Data about app and page elements
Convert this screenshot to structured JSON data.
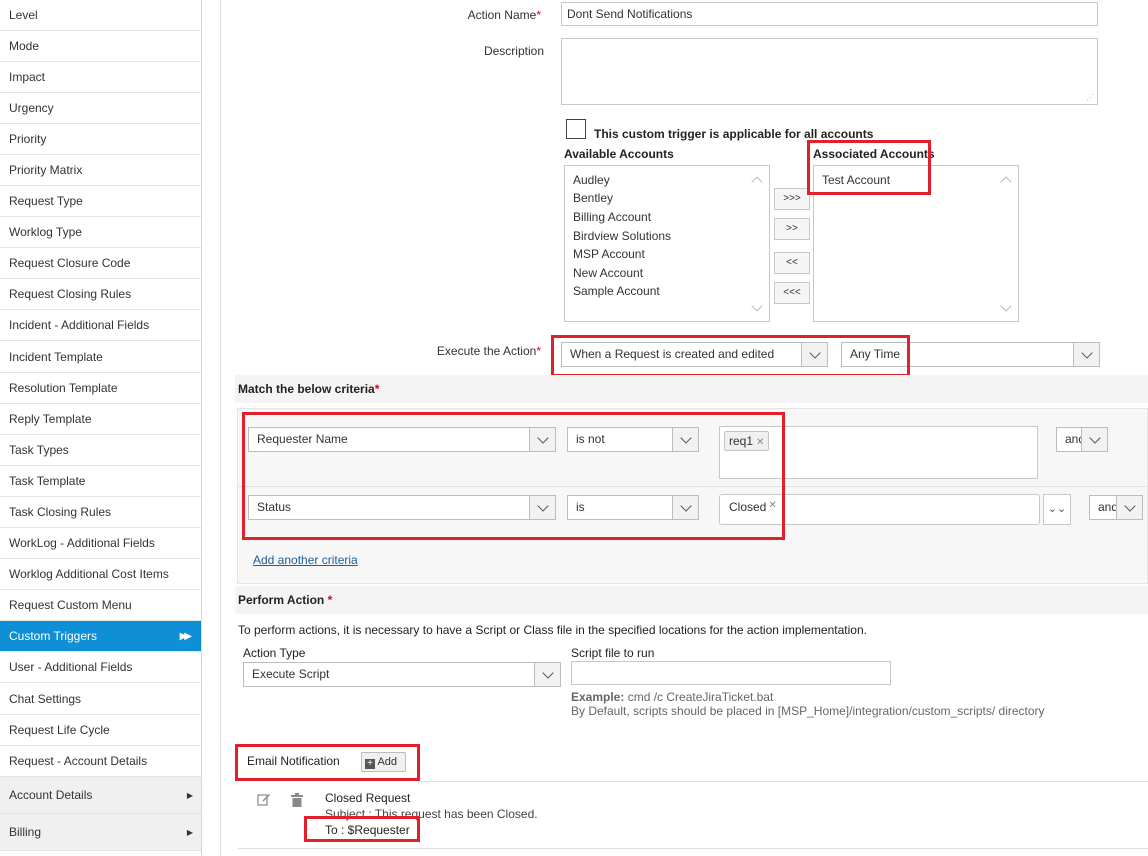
{
  "sidebar": {
    "items": [
      {
        "label": "Level"
      },
      {
        "label": "Mode"
      },
      {
        "label": "Impact"
      },
      {
        "label": "Urgency"
      },
      {
        "label": "Priority"
      },
      {
        "label": "Priority Matrix"
      },
      {
        "label": "Request Type"
      },
      {
        "label": "Worklog Type"
      },
      {
        "label": "Request Closure Code"
      },
      {
        "label": "Request Closing Rules"
      },
      {
        "label": "Incident - Additional Fields"
      },
      {
        "label": "Incident Template"
      },
      {
        "label": "Resolution Template"
      },
      {
        "label": "Reply Template"
      },
      {
        "label": "Task Types"
      },
      {
        "label": "Task Template"
      },
      {
        "label": "Task Closing Rules"
      },
      {
        "label": "WorkLog - Additional Fields"
      },
      {
        "label": "Worklog Additional Cost Items"
      },
      {
        "label": "Request Custom Menu"
      },
      {
        "label": "Custom Triggers",
        "active": true
      },
      {
        "label": "User - Additional Fields"
      },
      {
        "label": "Chat Settings"
      },
      {
        "label": "Request Life Cycle"
      },
      {
        "label": "Request - Account Details"
      }
    ],
    "groups": [
      {
        "label": "Account Details"
      },
      {
        "label": "Billing"
      }
    ]
  },
  "form": {
    "action_name_label": "Action Name",
    "action_name_value": "Dont Send Notifications",
    "description_label": "Description",
    "all_accounts_label": "This custom trigger is applicable for all accounts",
    "available_accounts_label": "Available Accounts",
    "associated_accounts_label": "Associated Accounts",
    "available_accounts": [
      "Audley",
      "Bentley",
      "Billing Account",
      "Birdview Solutions",
      "MSP Account",
      "New Account",
      "Sample Account"
    ],
    "associated_accounts": [
      "Test Account"
    ],
    "move_buttons": [
      ">>>",
      ">>",
      "<<",
      "<<<"
    ],
    "execute_label": "Execute the Action",
    "execute_event": "When a Request is created and edited",
    "execute_time": "Any Time"
  },
  "criteria": {
    "section_label": "Match the below criteria",
    "rows": [
      {
        "field": "Requester Name",
        "operator": "is not",
        "value": "req1",
        "conjunction": "and"
      },
      {
        "field": "Status",
        "operator": "is",
        "value": "Closed",
        "conjunction": "and"
      }
    ],
    "add_link": "Add another criteria"
  },
  "perform": {
    "section_label": "Perform Action",
    "info": "To perform actions, it is necessary to have a Script or Class file in the specified locations for the action implementation.",
    "action_type_label": "Action Type",
    "action_type_value": "Execute Script",
    "script_label": "Script file to run",
    "example_label": "Example:",
    "example_value": "cmd /c CreateJiraTicket.bat",
    "default_note": "By Default, scripts should be placed in [MSP_Home]/integration/custom_scripts/ directory"
  },
  "email": {
    "section_label": "Email Notification",
    "add_label": "Add",
    "notification_title": "Closed Request",
    "notification_subject": "Subject : This request has been Closed.",
    "notification_to": "To : $Requester"
  },
  "colors": {
    "accent": "#0e8fd6",
    "highlight": "#e0202a",
    "required": "#d0021b",
    "link": "#1a5f9e"
  }
}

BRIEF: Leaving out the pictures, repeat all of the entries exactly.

RESPONSE BELOW:
Convert this screenshot to structured JSON data.
{
  "sidebar": {
    "items": [
      {
        "label": "Level"
      },
      {
        "label": "Mode"
      },
      {
        "label": "Impact"
      },
      {
        "label": "Urgency"
      },
      {
        "label": "Priority"
      },
      {
        "label": "Priority Matrix"
      },
      {
        "label": "Request Type"
      },
      {
        "label": "Worklog Type"
      },
      {
        "label": "Request Closure Code"
      },
      {
        "label": "Request Closing Rules"
      },
      {
        "label": "Incident - Additional Fields"
      },
      {
        "label": "Incident Template"
      },
      {
        "label": "Resolution Template"
      },
      {
        "label": "Reply Template"
      },
      {
        "label": "Task Types"
      },
      {
        "label": "Task Template"
      },
      {
        "label": "Task Closing Rules"
      },
      {
        "label": "WorkLog - Additional Fields"
      },
      {
        "label": "Worklog Additional Cost Items"
      },
      {
        "label": "Request Custom Menu"
      },
      {
        "label": "Custom Triggers",
        "active": true
      },
      {
        "label": "User - Additional Fields"
      },
      {
        "label": "Chat Settings"
      },
      {
        "label": "Request Life Cycle"
      },
      {
        "label": "Request - Account Details"
      }
    ],
    "groups": [
      {
        "label": "Account Details"
      },
      {
        "label": "Billing"
      }
    ]
  },
  "form": {
    "action_name_label": "Action Name",
    "action_name_value": "Dont Send Notifications",
    "description_label": "Description",
    "all_accounts_label": "This custom trigger is applicable for all accounts",
    "available_accounts_label": "Available Accounts",
    "associated_accounts_label": "Associated Accounts",
    "available_accounts": [
      "Audley",
      "Bentley",
      "Billing Account",
      "Birdview Solutions",
      "MSP Account",
      "New Account",
      "Sample Account"
    ],
    "associated_accounts": [
      "Test Account"
    ],
    "move_buttons": [
      ">>>",
      ">>",
      "<<",
      "<<<"
    ],
    "execute_label": "Execute the Action",
    "execute_event": "When a Request is created and edited",
    "execute_time": "Any Time"
  },
  "criteria": {
    "section_label": "Match the below criteria",
    "rows": [
      {
        "field": "Requester Name",
        "operator": "is not",
        "value": "req1",
        "conjunction": "and"
      },
      {
        "field": "Status",
        "operator": "is",
        "value": "Closed",
        "conjunction": "and"
      }
    ],
    "add_link": "Add another criteria"
  },
  "perform": {
    "section_label": "Perform Action",
    "info": "To perform actions, it is necessary to have a Script or Class file in the specified locations for the action implementation.",
    "action_type_label": "Action Type",
    "action_type_value": "Execute Script",
    "script_label": "Script file to run",
    "example_label": "Example:",
    "example_value": "cmd /c CreateJiraTicket.bat",
    "default_note": "By Default, scripts should be placed in [MSP_Home]/integration/custom_scripts/ directory"
  },
  "email": {
    "section_label": "Email Notification",
    "add_label": "Add",
    "notification_title": "Closed Request",
    "notification_subject": "Subject : This request has been Closed.",
    "notification_to": "To : $Requester"
  },
  "colors": {
    "accent": "#0e8fd6",
    "highlight": "#e0202a",
    "required": "#d0021b",
    "link": "#1a5f9e"
  }
}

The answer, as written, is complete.